The US coalition has overlooked the importance of such local groups. Opposition fighters complain of a lack of coordination between combatants on the ground and the coalition air campaign. As a result, ground forces have been unable to take advantage of opportunities opened by the air strikes.
More concerning is the anger felt by anti-regime groups at the failure to target Assad’s forces. Many see the airstrikes as directly aiding the regime. Drawing attention to the Syrian Observatory for Human Rights estimations, which put the war’s death-toll at over 200,000 (the majority killed by regime actions), Shaikh suggests that the moral argument used by the US and its allies as part of the justification for attacking ISIS will fail if the focus falls only on this one group, while ignoring Assad’s crimes. This approach will not only lose the battle for hearts and minds on the ground in Syria, but will also threaten the coherence of the coalition itself. Many of the countries now dropping bombs on behalf of the US joined the alliance not just to take on ISIS, but to remove Assad and his regime.
There is, however, a greater threat to long-term success in Syria. Both Shaikh and Pollack drew attention to the importance of working to build a political process in Syria in order to eventually rebuild the country. As in Iraq, this process cannot be an afterthought, to be made up once a military solution has been achieved. Pollack believes that Obama’s plan to degrade and destroy ISIS has missed the point. ISIS is symptomatic of the underlying problems that have been engendered by three years of civil war: deal only with ISIS and a new group will take its place. Any solution must address Assad and include a conversation about the reconstruction of the country after his departure.
Done right, Pollack envisions Syrian reconstruction, led by the UN, undertaken by preexisting Syrian civil society groups, with the US providing security and the Gulf states providing money. Lessons may be learned from successes in Bosnia, and failings in Afghanistan and in the aftermath of Operation Iraqi Freedom. State building through engaging with Syrian groups in a bottom-up approach will lay the framework for a political transition. Shaikh by contrast holds that national dialogue among the many actors in Syria is the necessary precursor to reconstruction. Through such a dialogue, Syrians should decide – and agree on – their goals for the country’s future. Encouraging and enabling this conversation will also be vital to find a way towards a lasting resolution.
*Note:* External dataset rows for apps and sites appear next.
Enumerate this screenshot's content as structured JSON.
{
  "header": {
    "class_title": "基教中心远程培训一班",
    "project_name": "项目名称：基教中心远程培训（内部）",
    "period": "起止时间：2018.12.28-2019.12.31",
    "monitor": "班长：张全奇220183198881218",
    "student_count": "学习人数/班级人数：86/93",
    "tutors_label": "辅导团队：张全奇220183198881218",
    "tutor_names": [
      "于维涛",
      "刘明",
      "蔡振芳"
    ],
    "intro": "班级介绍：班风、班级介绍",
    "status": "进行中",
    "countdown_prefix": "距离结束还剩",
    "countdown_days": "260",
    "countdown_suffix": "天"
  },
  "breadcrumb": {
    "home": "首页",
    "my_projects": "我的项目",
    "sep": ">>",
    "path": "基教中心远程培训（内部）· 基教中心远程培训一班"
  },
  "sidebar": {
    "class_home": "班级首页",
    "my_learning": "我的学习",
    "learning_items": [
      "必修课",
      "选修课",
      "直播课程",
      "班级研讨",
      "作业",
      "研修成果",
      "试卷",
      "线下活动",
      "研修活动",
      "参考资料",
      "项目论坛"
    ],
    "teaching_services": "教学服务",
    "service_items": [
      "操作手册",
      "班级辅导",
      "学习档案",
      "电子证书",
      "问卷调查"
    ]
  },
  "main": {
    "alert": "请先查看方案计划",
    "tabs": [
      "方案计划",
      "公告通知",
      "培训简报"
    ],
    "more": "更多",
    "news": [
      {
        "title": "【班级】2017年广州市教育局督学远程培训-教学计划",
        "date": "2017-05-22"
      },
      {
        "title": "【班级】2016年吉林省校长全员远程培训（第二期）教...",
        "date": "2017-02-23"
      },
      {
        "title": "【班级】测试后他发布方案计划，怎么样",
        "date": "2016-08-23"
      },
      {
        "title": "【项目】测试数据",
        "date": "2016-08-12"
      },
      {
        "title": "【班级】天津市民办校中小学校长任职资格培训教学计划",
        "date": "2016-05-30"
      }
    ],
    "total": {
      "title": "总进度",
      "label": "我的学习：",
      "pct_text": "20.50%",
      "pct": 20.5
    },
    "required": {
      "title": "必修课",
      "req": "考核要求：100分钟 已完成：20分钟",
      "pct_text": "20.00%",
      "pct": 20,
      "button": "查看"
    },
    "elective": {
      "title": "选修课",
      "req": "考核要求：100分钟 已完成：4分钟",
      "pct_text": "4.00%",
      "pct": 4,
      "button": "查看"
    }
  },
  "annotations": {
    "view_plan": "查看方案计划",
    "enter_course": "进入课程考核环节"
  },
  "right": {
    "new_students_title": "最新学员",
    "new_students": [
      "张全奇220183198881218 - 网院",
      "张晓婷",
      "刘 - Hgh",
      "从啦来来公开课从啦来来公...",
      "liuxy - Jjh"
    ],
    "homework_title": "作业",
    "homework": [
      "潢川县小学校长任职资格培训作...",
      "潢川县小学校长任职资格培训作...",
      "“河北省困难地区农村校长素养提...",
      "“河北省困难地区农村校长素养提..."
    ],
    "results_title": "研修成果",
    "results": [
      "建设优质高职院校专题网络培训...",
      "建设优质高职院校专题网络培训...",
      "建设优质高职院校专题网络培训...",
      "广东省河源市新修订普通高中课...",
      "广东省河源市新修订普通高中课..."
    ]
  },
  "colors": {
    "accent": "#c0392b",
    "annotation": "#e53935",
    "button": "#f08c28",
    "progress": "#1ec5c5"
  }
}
Without a plan to address Assad and reconstruction, Shaikh envisions a conflict that will intensify, becoming an unpalatable contest between the regime and ISIS. The US is now involved in the Syria and Iraq conflicts. Doing nothing is no longer an option. The only question will be whether US policies will lead to a lasting solution.